Filter the entries for the word "国新出审". Copy each line in which it occurs.

—————

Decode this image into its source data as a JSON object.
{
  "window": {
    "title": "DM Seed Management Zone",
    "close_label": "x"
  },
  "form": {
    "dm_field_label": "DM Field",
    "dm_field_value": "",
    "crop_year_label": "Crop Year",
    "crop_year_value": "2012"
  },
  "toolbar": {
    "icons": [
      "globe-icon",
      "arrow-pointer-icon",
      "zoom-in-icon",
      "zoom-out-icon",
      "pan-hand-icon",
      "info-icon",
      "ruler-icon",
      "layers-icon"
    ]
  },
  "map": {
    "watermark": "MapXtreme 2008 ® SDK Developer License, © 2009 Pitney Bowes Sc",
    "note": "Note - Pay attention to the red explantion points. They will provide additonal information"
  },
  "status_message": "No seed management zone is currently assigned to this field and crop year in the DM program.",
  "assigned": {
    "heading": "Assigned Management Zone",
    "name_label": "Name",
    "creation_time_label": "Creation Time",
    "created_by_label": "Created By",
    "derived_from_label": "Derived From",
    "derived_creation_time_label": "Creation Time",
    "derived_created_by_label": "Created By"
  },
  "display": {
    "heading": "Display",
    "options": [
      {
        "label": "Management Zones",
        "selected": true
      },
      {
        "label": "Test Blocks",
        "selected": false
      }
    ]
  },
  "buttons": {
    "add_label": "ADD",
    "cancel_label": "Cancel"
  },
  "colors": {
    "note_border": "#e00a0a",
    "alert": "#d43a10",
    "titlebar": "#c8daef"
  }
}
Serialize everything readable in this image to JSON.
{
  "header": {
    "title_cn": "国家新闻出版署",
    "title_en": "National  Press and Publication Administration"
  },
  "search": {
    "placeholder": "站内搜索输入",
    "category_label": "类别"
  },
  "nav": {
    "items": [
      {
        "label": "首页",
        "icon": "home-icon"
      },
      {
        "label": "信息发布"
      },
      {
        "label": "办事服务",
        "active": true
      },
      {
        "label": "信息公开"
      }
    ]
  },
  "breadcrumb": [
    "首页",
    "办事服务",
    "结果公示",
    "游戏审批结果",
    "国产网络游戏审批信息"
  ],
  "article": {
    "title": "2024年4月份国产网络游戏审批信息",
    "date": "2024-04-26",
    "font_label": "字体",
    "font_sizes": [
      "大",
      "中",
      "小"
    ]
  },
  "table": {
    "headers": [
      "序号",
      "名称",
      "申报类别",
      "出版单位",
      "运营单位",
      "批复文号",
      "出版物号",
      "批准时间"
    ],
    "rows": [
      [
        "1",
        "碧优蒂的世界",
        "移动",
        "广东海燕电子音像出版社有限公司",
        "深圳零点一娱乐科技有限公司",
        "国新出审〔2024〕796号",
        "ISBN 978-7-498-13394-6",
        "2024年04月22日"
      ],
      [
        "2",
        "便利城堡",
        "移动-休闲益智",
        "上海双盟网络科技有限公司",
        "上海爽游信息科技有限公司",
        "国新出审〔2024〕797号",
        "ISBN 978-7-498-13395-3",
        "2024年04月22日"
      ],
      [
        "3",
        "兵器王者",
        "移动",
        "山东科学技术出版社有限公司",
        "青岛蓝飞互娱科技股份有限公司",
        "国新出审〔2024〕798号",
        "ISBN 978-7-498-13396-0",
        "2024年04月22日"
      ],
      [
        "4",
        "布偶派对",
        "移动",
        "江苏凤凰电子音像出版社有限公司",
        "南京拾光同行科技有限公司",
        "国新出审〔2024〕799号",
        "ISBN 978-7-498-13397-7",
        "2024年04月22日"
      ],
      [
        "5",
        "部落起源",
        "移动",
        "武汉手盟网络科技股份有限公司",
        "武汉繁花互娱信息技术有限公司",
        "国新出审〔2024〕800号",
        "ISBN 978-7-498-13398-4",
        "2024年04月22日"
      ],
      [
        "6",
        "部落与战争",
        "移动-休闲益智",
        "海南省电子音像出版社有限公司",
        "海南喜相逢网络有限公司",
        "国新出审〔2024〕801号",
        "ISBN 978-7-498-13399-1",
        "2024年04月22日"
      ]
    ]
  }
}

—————

• **Answer to this task**:
        "国新出审〔2024〕796号",
        "国新出审〔2024〕797号",
        "国新出审〔2024〕798号",
        "国新出审〔2024〕799号",
        "国新出审〔2024〕800号",
        "国新出审〔2024〕801号",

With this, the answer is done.